1916 and the battle of the airwaves

Published in Issue 3 (May/June 2017), Letters, Volume 25

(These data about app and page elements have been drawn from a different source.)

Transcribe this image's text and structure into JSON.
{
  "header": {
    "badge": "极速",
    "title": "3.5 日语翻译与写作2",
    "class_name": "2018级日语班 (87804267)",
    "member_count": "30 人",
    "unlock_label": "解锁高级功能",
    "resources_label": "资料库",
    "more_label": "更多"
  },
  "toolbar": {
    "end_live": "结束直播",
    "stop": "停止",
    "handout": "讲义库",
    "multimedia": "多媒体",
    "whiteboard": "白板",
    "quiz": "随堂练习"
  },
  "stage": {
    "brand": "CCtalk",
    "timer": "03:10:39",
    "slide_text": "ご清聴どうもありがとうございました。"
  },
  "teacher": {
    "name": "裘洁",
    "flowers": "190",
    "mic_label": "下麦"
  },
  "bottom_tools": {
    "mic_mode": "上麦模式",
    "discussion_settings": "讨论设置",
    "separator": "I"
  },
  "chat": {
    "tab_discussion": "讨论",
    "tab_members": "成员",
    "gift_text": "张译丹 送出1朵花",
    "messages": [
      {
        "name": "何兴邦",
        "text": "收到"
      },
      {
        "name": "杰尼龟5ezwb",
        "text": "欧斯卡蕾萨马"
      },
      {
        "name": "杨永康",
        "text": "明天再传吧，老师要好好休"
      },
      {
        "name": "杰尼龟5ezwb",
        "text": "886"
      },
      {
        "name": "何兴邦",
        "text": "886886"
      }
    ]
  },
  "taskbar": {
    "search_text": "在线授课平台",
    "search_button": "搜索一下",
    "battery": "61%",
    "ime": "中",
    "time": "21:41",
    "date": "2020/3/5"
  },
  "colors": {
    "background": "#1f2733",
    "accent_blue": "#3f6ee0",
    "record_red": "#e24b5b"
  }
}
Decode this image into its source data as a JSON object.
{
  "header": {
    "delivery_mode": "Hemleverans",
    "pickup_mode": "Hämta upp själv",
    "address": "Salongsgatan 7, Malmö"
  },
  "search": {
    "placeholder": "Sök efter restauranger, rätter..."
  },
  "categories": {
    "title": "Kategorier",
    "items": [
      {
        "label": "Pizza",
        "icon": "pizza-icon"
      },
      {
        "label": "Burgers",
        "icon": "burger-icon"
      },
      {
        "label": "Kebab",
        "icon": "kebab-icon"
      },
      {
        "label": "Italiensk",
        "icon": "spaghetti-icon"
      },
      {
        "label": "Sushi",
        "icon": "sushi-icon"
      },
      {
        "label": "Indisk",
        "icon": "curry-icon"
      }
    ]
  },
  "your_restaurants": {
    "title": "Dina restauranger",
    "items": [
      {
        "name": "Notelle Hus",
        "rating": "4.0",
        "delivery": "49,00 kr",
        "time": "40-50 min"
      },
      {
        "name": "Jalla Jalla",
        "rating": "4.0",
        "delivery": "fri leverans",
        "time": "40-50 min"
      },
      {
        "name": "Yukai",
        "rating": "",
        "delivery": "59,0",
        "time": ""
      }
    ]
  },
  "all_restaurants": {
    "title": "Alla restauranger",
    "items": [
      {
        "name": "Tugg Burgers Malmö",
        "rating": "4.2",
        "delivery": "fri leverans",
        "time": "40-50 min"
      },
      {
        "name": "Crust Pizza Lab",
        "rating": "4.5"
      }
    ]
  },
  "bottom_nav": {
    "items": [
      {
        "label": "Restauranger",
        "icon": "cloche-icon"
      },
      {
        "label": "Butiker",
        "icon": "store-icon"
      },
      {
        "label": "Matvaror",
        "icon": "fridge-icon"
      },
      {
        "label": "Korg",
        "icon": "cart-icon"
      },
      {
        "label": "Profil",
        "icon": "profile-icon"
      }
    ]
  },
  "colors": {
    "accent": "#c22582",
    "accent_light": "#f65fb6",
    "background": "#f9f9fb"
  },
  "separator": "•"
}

Sir,—With reference to the above-named piece by Eddie Bohan, the Helga could not have fired on the wireless school in Sackville Street or adjoining buildings. A couple of completely undamaged blocks between the Helga’s position opposite the Custom House and Sackville Street testify to this. The proposal presumably goes with the often-repeated statement that she ‘lobbed’ shells over the loop-line railway viaduct to hit Liberty Hall, the only target mentioned in her log book for this phase of her time in the Liffey. A naval twelve-pounder gun can’t ‘lob’ shells to hit targets at close range; it can only hit such targets by direct fire. Hence most of the damage to Liberty Hall was confined to the northern part of the building and the adjoining ‘innocent’ building, as the arc of fire was restricted, under the viaduct, by the pillar of the viaduct and a Guinness ship moored at the Custom House quay.—Yours etc.,



Copyright © 2024 History Publications Ltd, Unit 9, 78 Furze Road, Sandyford, Dublin 18, Ireland | Tel. +353-1-293 3568